Task directions:
Copy the following listing word for word.

=== Begin Enclosure ===

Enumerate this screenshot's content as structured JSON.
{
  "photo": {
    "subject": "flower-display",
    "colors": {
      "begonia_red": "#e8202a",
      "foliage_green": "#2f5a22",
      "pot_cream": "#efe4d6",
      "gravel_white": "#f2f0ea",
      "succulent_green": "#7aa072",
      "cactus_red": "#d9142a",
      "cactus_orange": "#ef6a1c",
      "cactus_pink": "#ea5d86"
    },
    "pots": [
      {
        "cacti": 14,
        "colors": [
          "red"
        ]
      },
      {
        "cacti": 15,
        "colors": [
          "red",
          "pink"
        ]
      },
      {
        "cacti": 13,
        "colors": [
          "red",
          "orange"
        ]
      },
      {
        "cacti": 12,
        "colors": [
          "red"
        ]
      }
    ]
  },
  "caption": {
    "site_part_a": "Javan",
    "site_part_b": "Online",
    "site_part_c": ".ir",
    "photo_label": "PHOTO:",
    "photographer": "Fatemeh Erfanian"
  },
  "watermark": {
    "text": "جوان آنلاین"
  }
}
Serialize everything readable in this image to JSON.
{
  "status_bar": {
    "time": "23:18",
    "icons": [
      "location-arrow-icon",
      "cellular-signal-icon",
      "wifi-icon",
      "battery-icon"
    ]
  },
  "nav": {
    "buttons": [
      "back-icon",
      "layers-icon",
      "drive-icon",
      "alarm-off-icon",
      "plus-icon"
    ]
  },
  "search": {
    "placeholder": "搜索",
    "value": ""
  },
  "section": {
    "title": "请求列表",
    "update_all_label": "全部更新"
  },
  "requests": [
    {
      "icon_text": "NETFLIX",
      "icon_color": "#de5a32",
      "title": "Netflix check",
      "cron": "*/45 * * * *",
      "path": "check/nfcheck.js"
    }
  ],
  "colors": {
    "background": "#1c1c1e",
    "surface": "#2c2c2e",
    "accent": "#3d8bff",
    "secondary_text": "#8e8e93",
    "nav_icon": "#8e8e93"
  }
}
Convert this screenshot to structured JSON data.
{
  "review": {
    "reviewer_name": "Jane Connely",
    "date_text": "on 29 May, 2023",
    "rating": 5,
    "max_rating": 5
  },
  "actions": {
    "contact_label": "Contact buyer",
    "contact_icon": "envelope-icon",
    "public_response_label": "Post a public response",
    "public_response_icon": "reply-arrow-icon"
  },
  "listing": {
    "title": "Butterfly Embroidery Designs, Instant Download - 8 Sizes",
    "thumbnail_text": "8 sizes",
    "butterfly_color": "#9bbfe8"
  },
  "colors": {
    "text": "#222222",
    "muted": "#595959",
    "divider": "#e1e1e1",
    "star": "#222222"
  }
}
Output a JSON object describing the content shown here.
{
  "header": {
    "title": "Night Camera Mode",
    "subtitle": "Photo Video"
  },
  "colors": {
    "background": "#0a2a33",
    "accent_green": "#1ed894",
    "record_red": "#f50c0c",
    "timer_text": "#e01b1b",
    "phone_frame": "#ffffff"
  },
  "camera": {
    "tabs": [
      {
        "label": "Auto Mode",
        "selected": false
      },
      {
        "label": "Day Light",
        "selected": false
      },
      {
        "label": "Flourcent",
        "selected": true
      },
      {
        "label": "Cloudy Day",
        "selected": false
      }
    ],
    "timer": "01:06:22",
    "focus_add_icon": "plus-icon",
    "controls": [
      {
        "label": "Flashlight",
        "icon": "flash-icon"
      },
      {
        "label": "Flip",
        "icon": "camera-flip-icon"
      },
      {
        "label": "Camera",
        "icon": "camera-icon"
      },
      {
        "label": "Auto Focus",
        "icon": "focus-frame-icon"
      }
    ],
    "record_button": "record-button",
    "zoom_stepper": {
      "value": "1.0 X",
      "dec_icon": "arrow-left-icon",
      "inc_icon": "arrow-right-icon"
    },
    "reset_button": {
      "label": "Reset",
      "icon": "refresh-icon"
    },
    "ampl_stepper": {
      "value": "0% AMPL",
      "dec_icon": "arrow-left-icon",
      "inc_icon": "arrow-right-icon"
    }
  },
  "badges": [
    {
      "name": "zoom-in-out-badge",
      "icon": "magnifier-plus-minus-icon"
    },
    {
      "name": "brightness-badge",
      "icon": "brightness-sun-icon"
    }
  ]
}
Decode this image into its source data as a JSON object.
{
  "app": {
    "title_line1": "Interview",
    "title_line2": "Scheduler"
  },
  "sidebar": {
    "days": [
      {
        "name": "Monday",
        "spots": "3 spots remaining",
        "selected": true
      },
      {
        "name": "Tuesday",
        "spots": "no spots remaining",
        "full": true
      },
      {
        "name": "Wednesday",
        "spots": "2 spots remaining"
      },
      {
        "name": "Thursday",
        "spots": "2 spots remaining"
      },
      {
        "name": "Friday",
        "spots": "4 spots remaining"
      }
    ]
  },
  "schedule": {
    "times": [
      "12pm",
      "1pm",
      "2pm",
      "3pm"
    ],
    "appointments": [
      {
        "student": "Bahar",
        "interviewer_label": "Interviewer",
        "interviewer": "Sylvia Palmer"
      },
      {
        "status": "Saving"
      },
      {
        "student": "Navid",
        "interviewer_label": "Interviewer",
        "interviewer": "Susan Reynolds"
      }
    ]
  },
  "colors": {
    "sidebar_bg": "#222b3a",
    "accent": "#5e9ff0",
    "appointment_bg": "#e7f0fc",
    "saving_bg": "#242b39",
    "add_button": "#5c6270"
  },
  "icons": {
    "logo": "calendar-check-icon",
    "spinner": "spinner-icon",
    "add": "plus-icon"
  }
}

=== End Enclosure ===

Completed exercise:
Enumerate this screenshot's content as structured JSON.
{
  "photo": {
    "subject": "flower-display",
    "colors": {
      "begonia_red": "#e8202a",
      "foliage_green": "#2f5a22",
      "pot_cream": "#efe4d6",
      "gravel_white": "#f2f0ea",
      "succulent_green": "#7aa072",
      "cactus_red": "#d9142a",
      "cactus_orange": "#ef6a1c",
      "cactus_pink": "#ea5d86"
    },
    "pots": [
      {
        "cacti": 14,
        "colors": [
          "red"
        ]
      },
      {
        "cacti": 15,
        "colors": [
          "red",
          "pink"
        ]
      },
      {
        "cacti": 13,
        "colors": [
          "red",
          "orange"
        ]
      },
      {
        "cacti": 12,
        "colors": [
          "red"
        ]
      }
    ]
  },
  "caption": {
    "site_part_a": "Javan",
    "site_part_b": "Online",
    "site_part_c": ".ir",
    "photo_label": "PHOTO:",
    "photographer": "Fatemeh Erfanian"
  },
  "watermark": {
    "text": "جوان آنلاین"
  }
}
Serialize everything readable in this image to JSON.
{
  "status_bar": {
    "time": "23:18",
    "icons": [
      "location-arrow-icon",
      "cellular-signal-icon",
      "wifi-icon",
      "battery-icon"
    ]
  },
  "nav": {
    "buttons": [
      "back-icon",
      "layers-icon",
      "drive-icon",
      "alarm-off-icon",
      "plus-icon"
    ]
  },
  "search": {
    "placeholder": "搜索",
    "value": ""
  },
  "section": {
    "title": "请求列表",
    "update_all_label": "全部更新"
  },
  "requests": [
    {
      "icon_text": "NETFLIX",
      "icon_color": "#de5a32",
      "title": "Netflix check",
      "cron": "*/45 * * * *",
      "path": "check/nfcheck.js"
    }
  ],
  "colors": {
    "background": "#1c1c1e",
    "surface": "#2c2c2e",
    "accent": "#3d8bff",
    "secondary_text": "#8e8e93",
    "nav_icon": "#8e8e93"
  }
}
Convert this screenshot to structured JSON data.
{
  "review": {
    "reviewer_name": "Jane Connely",
    "date_text": "on 29 May, 2023",
    "rating": 5,
    "max_rating": 5
  },
  "actions": {
    "contact_label": "Contact buyer",
    "contact_icon": "envelope-icon",
    "public_response_label": "Post a public response",
    "public_response_icon": "reply-arrow-icon"
  },
  "listing": {
    "title": "Butterfly Embroidery Designs, Instant Download - 8 Sizes",
    "thumbnail_text": "8 sizes",
    "butterfly_color": "#9bbfe8"
  },
  "colors": {
    "text": "#222222",
    "muted": "#595959",
    "divider": "#e1e1e1",
    "star": "#222222"
  }
}
Output a JSON object describing the content shown here.
{
  "header": {
    "title": "Night Camera Mode",
    "subtitle": "Photo Video"
  },
  "colors": {
    "background": "#0a2a33",
    "accent_green": "#1ed894",
    "record_red": "#f50c0c",
    "timer_text": "#e01b1b",
    "phone_frame": "#ffffff"
  },
  "camera": {
    "tabs": [
      {
        "label": "Auto Mode",
        "selected": false
      },
      {
        "label": "Day Light",
        "selected": false
      },
      {
        "label": "Flourcent",
        "selected": true
      },
      {
        "label": "Cloudy Day",
        "selected": false
      }
    ],
    "timer": "01:06:22",
    "focus_add_icon": "plus-icon",
    "controls": [
      {
        "label": "Flashlight",
        "icon": "flash-icon"
      },
      {
        "label": "Flip",
        "icon": "camera-flip-icon"
      },
      {
        "label": "Camera",
        "icon": "camera-icon"
      },
      {
        "label": "Auto Focus",
        "icon": "focus-frame-icon"
      }
    ],
    "record_button": "record-button",
    "zoom_stepper": {
      "value": "1.0 X",
      "dec_icon": "arrow-left-icon",
      "inc_icon": "arrow-right-icon"
    },
    "reset_button": {
      "label": "Reset",
      "icon": "refresh-icon"
    },
    "ampl_stepper": {
      "value": "0% AMPL",
      "dec_icon": "arrow-left-icon",
      "inc_icon": "arrow-right-icon"
    }
  },
  "badges": [
    {
      "name": "zoom-in-out-badge",
      "icon": "magnifier-plus-minus-icon"
    },
    {
      "name": "brightness-badge",
      "icon": "brightness-sun-icon"
    }
  ]
}
Decode this image into its source data as a JSON object.
{
  "app": {
    "title_line1": "Interview",
    "title_line2": "Scheduler"
  },
  "sidebar": {
    "days": [
      {
        "name": "Monday",
        "spots": "3 spots remaining",
        "selected": true
      },
      {
        "name": "Tuesday",
        "spots": "no spots remaining",
        "full": true
      },
      {
        "name": "Wednesday",
        "spots": "2 spots remaining"
      },
      {
        "name": "Thursday",
        "spots": "2 spots remaining"
      },
      {
        "name": "Friday",
        "spots": "4 spots remaining"
      }
    ]
  },
  "schedule": {
    "times": [
      "12pm",
      "1pm",
      "2pm",
      "3pm"
    ],
    "appointments": [
      {
        "student": "Bahar",
        "interviewer_label": "Interviewer",
        "interviewer": "Sylvia Palmer"
      },
      {
        "status": "Saving"
      },
      {
        "student": "Navid",
        "interviewer_label": "Interviewer",
        "interviewer": "Susan Reynolds"
      }
    ]
  },
  "colors": {
    "sidebar_bg": "#222b3a",
    "accent": "#5e9ff0",
    "appointment_bg": "#e7f0fc",
    "saving_bg": "#242b39",
    "add_button": "#5c6270"
  },
  "icons": {
    "logo": "calendar-check-icon",
    "spinner": "spinner-icon",
    "add": "plus-icon"
  }
}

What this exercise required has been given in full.